• **Work task**
Please retype the listing exactly as it appears, skipping each picture.

• **Data shown**

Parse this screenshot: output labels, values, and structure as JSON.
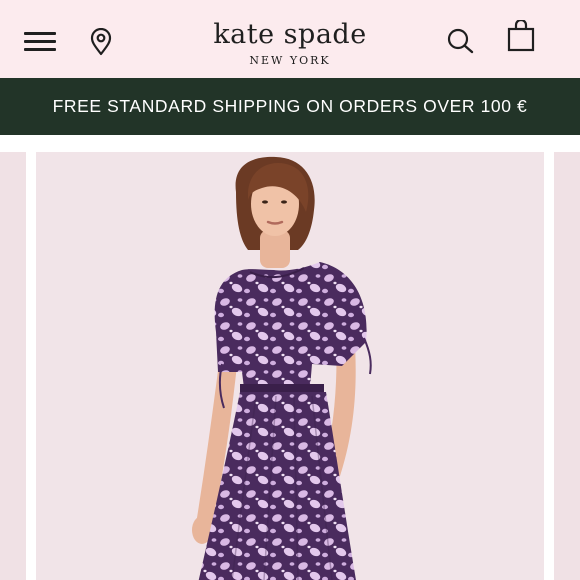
{
  "header": {
    "brand": "kate spade",
    "city": "NEW YORK",
    "icons": [
      "menu-icon",
      "location-pin-icon",
      "search-icon",
      "shopping-bag-icon"
    ]
  },
  "promo_banner": {
    "text": "FREE STANDARD SHIPPING ON ORDERS OVER 100 €"
  },
  "colors": {
    "header_bg": "#fcebee",
    "banner_bg": "#223428",
    "banner_text": "#ffffff",
    "slide_bg": "#f1e4e8",
    "dress_dark": "#4a2b5e",
    "dress_light": "#d9b9e4"
  }
}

• **Finished exercise**
Parse this screenshot: output labels, values, and structure as JSON.
{
  "header": {
    "brand": "kate spade",
    "city": "NEW YORK",
    "icons": [
      "menu-icon",
      "location-pin-icon",
      "search-icon",
      "shopping-bag-icon"
    ]
  },
  "promo_banner": {
    "text": "FREE STANDARD SHIPPING ON ORDERS OVER 100 €"
  },
  "colors": {
    "header_bg": "#fcebee",
    "banner_bg": "#223428",
    "banner_text": "#ffffff",
    "slide_bg": "#f1e4e8",
    "dress_dark": "#4a2b5e",
    "dress_light": "#d9b9e4"
  }
}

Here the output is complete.